* [ABOUT THIS EXERCISE]
Your answer should consist of each line below that contains the string "thaismarthost".

* [EXTRACTED MATERIAL]
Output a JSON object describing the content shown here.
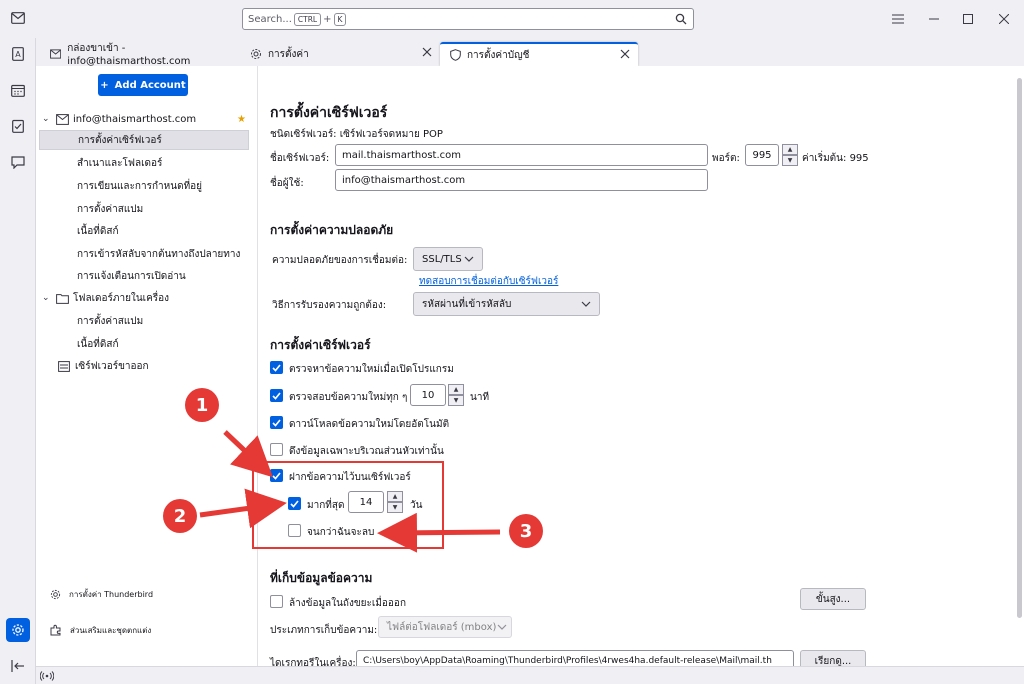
{
  "titlebar": {
    "search_placeholder": "Search...",
    "kbd_ctrl": "CTRL",
    "kbd_plus": "+",
    "kbd_k": "K"
  },
  "tabs": [
    {
      "label": "กล่องขาเข้า - info@thaismarthost.com"
    },
    {
      "label": "การตั้งค่า"
    },
    {
      "label": "การตั้งค่าบัญชี"
    }
  ],
  "sidebar": {
    "add_account": "Add Account",
    "account": "info@thaismarthost.com",
    "items": [
      {
        "label": "การตั้งค่าเซิร์ฟเวอร์"
      },
      {
        "label": "สำเนาและโฟลเดอร์"
      },
      {
        "label": "การเขียนและการกำหนดที่อยู่"
      },
      {
        "label": "การตั้งค่าสแปม"
      },
      {
        "label": "เนื้อที่ดิสก์"
      },
      {
        "label": "การเข้ารหัสลับจากต้นทางถึงปลายทาง"
      },
      {
        "label": "การแจ้งเตือนการเปิดอ่าน"
      }
    ],
    "local_folders": "โฟลเดอร์ภายในเครื่อง",
    "local_items": [
      {
        "label": "การตั้งค่าสแปม"
      },
      {
        "label": "เนื้อที่ดิสก์"
      }
    ],
    "outgoing": "เซิร์ฟเวอร์ขาออก",
    "thunderbird_settings": "การตั้งค่า Thunderbird",
    "addons": "ส่วนเสริมและชุดตกแต่ง"
  },
  "main": {
    "title": "การตั้งค่าเซิร์ฟเวอร์",
    "server_type": "ชนิดเซิร์ฟเวอร์: เซิร์ฟเวอร์จดหมาย POP",
    "server_name_label": "ชื่อเซิร์ฟเวอร์:",
    "server_name": "mail.thaismarthost.com",
    "port_label": "พอร์ต:",
    "port": "995",
    "default_port": "ค่าเริ่มต้น: 995",
    "username_label": "ชื่อผู้ใช้:",
    "username": "info@thaismarthost.com",
    "security": {
      "title": "การตั้งค่าความปลอดภัย",
      "conn_label": "ความปลอดภัยของการเชื่อมต่อ:",
      "conn_value": "SSL/TLS",
      "test_link": "ทดสอบการเชื่อมต่อกับเซิร์ฟเวอร์",
      "auth_label": "วิธีการรับรองความถูกต้อง:",
      "auth_value": "รหัสผ่านที่เข้ารหัสลับ"
    },
    "server_settings": {
      "title": "การตั้งค่าเซิร์ฟเวอร์",
      "check_startup": "ตรวจหาข้อความใหม่เมื่อเปิดโปรแกรม",
      "check_every": "ตรวจสอบข้อความใหม่ทุก ๆ",
      "check_minutes": "10",
      "minutes_unit": "นาที",
      "auto_download": "ดาวน์โหลดข้อความใหม่โดยอัตโนมัติ",
      "headers_only": "ดึงข้อมูลเฉพาะบริเวณส่วนหัวเท่านั้น",
      "leave_on_server": "ฝากข้อความไว้บนเซิร์ฟเวอร์",
      "at_most": "มากที่สุด",
      "at_most_days": "14",
      "days_unit": "วัน",
      "until_deleted": "จนกว่าฉันจะลบ"
    },
    "storage": {
      "title": "ที่เก็บข้อมูลข้อความ",
      "empty_trash": "ล้างข้อมูลในถังขยะเมื่อออก",
      "advanced": "ขั้นสูง...",
      "store_type_label": "ประเภทการเก็บข้อความ:",
      "store_type": "ไฟล์ต่อโฟลเดอร์ (mbox)",
      "local_dir_label": "ไดเรกทอรีในเครื่อง:",
      "local_dir": "C:\\Users\\boy\\AppData\\Roaming\\Thunderbird\\Profiles\\4rwes4ha.default-release\\Mail\\mail.th",
      "browse": "เรียกดู..."
    }
  },
  "annotations": {
    "m1": "1",
    "m2": "2",
    "m3": "3",
    "color": "#e53935"
  },
  "colors": {
    "accent": "#0060df",
    "annotation": "#e53935"
  }
}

* [EXERCISE OUTPUT]
      "label": "กล่องขาเข้า - info@thaismarthost.com"
    "account": "info@thaismarthost.com",
    "server_name": "mail.thaismarthost.com",
    "username": "info@thaismarthost.com",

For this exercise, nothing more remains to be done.